BEGIN

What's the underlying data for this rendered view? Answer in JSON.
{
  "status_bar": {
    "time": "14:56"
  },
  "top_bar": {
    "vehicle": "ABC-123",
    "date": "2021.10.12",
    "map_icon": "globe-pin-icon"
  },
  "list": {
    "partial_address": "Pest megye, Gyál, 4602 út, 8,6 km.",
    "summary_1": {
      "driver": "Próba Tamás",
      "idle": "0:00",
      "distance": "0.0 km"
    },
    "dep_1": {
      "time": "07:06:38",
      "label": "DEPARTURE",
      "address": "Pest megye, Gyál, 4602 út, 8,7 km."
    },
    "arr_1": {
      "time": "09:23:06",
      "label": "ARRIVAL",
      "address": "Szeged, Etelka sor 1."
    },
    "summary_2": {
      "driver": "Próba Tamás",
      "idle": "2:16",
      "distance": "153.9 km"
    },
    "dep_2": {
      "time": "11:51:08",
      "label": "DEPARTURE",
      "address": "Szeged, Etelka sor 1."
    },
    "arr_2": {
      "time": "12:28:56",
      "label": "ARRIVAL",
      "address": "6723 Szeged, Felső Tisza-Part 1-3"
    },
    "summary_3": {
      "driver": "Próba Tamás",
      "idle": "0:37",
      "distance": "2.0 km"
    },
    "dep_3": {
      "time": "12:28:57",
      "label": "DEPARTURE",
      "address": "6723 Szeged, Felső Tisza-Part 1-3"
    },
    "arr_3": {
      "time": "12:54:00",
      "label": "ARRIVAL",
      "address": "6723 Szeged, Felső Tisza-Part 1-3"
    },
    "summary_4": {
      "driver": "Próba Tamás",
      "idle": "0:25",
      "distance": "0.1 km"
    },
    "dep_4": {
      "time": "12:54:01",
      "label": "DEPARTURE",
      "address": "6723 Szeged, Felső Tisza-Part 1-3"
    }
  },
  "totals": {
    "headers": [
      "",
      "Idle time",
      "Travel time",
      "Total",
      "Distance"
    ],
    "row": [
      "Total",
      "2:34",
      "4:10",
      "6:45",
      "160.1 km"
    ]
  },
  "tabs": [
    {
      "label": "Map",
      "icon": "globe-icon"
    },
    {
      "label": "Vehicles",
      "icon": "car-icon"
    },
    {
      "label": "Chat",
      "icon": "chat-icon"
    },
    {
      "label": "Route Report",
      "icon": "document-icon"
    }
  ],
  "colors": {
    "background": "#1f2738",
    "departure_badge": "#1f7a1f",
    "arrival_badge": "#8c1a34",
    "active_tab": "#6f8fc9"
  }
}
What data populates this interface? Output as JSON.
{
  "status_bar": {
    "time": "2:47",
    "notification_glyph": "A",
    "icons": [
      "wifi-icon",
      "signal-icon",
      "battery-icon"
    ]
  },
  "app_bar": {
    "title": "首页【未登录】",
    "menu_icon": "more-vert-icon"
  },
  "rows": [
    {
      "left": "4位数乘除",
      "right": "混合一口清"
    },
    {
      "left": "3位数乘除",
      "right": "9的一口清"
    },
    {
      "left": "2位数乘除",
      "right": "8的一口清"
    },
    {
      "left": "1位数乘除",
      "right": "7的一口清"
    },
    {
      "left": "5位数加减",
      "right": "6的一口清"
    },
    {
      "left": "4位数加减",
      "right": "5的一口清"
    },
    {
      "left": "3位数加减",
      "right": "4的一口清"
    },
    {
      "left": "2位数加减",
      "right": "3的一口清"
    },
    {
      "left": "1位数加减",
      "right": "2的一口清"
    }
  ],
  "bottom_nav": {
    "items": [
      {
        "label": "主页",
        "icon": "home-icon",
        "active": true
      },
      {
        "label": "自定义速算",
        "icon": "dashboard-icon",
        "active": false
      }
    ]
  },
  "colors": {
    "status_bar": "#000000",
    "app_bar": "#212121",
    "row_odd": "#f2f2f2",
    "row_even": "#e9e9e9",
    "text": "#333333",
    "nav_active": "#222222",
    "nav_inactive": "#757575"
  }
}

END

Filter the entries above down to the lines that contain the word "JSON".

What's the underlying data for this rendered view? Answer in JSON.
What data populates this interface? Output as JSON.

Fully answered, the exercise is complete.